“The level of his lies is something I had never experienced in my life,” she said. 

“He began begging and crying, asking me to call this friend, call his mom, his grandmother. He was trying to get all these people to vouch for him. Many of those calls incriminated him even more. He kept knocking on my door, bringing me flowers, candy, wine and designer sunglasses.

“We continued to engage with each other.”

 

The first argument

 

Fast forward a couple of months when Smith and Ibrahim had their first argument over texts between her and a male friend. He violently threatened her friend and attempted to kick in his door.

“He flipped my bed,” she said. “He made me feel unsafe. He wouldn’t let me leave the apartment. The next day, I got my stuff and went to a hotel. I called my mom and I told him he needed to return my keys and car.”

Ibrahim said she didn’t need his love and was in a great place before she met Smith. 

But she gave him another chance.

“I agreed to give it another chance if we go to therapy every week and if he’s doing individual therapy,” she said. “He found a therapist and she was excellent. He said in the accident, he suffered a traumatic brain injury.”

Ibrahim told Smith he needed to respect her.

“The arguments started getting worse. I wasn’t willing to comply with his (crap),” she said.

 

The power struggle

 

Meanwhile, the therapist was nudging Ibrahim by passing along articles on narcissism and borderline personality disorders. This relationship was only Ibrahim’s second relationship, as her last one was 10 years ago. 

“I don’t have a wide scope of dealing with men,” she said. “I wasn’t sure if this was normal, but he clearly had a temper.”

During the quarantine, Smith proposed with a 2-karat diamond ring, and Ibrahim pushed the red flags aside. She thought she found her husband.

“My mother was (mad),” she recalled. “She could see it and smell it a mile away. She said, ‘This man is trying to destroy you.’”

Her response?

“I love the guy,” Ibrahim said. “I don’t know how else to explain it. I asked for certain qualities and he showed up with those qualities. We got engaged, did a big elaborate photo shoot, but he was just trying to establish himself alongside a successful woman. That is his MO.”

Again, another fight. Smith took Ibrahim’s phone, which upset her all night. A friend called 75 times to make sure she was OK. Smith wouldn’t let her answer. 

“We would get in these arguments and take the phone,” she said. “He was afraid I was going to call the police. He even poured water on me.

“Lesson, girls: Know your legal rights. That’s false imprisonment.”

Smith said taking her phone wasn’t illegal and Ibrahim started a pattern of leaving him. Ibrahim quickly learned he had a fear of abandonment. 

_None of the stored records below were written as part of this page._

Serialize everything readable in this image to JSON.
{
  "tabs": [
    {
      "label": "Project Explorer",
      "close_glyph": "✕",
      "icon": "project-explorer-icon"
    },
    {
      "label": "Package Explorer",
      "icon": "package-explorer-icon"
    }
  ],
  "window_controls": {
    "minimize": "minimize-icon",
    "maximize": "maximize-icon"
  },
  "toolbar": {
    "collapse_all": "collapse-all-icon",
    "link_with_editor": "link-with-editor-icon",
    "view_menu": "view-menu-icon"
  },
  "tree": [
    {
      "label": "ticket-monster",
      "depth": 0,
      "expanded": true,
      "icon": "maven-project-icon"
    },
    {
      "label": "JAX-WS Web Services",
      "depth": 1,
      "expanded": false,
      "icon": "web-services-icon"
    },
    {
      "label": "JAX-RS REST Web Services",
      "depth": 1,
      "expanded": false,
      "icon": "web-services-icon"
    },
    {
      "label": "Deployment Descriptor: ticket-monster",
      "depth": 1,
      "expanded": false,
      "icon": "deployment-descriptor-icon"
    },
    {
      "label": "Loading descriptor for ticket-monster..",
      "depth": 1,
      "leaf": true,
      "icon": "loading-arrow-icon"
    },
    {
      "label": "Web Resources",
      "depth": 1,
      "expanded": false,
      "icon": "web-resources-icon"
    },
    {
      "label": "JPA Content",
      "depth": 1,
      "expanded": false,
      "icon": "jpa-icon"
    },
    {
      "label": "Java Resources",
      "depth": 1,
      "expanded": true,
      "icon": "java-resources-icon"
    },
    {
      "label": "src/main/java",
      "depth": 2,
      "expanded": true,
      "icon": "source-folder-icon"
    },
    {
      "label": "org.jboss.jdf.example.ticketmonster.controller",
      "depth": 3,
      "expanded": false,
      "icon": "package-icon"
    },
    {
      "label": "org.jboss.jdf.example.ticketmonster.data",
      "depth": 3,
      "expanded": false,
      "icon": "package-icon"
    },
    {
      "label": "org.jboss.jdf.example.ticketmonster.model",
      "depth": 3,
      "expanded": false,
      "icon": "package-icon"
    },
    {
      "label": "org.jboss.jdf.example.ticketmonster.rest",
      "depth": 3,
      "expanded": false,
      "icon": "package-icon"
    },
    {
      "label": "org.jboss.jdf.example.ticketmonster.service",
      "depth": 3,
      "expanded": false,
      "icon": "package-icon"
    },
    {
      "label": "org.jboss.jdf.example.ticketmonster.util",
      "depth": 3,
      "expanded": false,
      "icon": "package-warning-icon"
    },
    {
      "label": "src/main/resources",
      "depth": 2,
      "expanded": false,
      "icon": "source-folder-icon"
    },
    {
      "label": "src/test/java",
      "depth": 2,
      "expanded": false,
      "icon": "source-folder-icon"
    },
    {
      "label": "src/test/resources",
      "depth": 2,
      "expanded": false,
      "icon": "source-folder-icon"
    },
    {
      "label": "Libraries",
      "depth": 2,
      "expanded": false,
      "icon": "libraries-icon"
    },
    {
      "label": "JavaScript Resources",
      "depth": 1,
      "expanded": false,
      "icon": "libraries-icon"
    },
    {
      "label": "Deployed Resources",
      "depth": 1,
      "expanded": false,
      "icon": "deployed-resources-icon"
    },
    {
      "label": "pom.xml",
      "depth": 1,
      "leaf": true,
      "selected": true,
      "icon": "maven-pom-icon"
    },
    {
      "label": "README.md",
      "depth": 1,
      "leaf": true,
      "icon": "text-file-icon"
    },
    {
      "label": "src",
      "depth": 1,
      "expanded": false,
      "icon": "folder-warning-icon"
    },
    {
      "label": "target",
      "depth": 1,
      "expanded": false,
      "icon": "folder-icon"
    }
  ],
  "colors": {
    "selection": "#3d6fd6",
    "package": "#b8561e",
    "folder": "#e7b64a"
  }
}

Ibrahim knew she had to leave before somebody was hurt. She could no longer take his smell. When she woke, she made breakfast, and when he left for work, she booked a flight to her hometown. When Smith arrived home and Ibrahim told him of her plans, he destroyed her personal items and stole her car. 

Ibrahim still left. He begged for forgiveness over the phone while she was with her mom, whom she called her “accountability partner.” Ibrahim went to healing retreats and had acupuncture and massages to help her heal and get past the pain.

Ibrahim knew in her gut she had to call one of the women who reached out to her early in her relationship with Smith. 

“I said, ‘Hi, this is Sakina,’” she said. “She started crying and said, ‘I’ve been praying for you every day since I sent you that message a couple months ago. He is evil. I’m glad you got away.’”

She, too—like eight other women—received an engagement ring. Smith latched onto women by telling them he’s an expert in their field. 

Ibrahim finally broke free of the, as she called it, chaotic and tumultuous relationship. 

“Finally, I believed this was a dangerous man,” she said. “I have the ability to protect myself physically, but emotional scars take longer to heal. I want to encourage women to follow their guts and not be blinded by men. Red flags are there for a reason, to get us to go the other way. I wish I had never experienced any of this, but I can’t say I wasn’t warned. Many women aren’t as lucky as I am. I have learned a very big lesson. It can happen to anyone. Please value your life and walk away from toxic and abusive men during the early signs; it could save your life and your well-being.”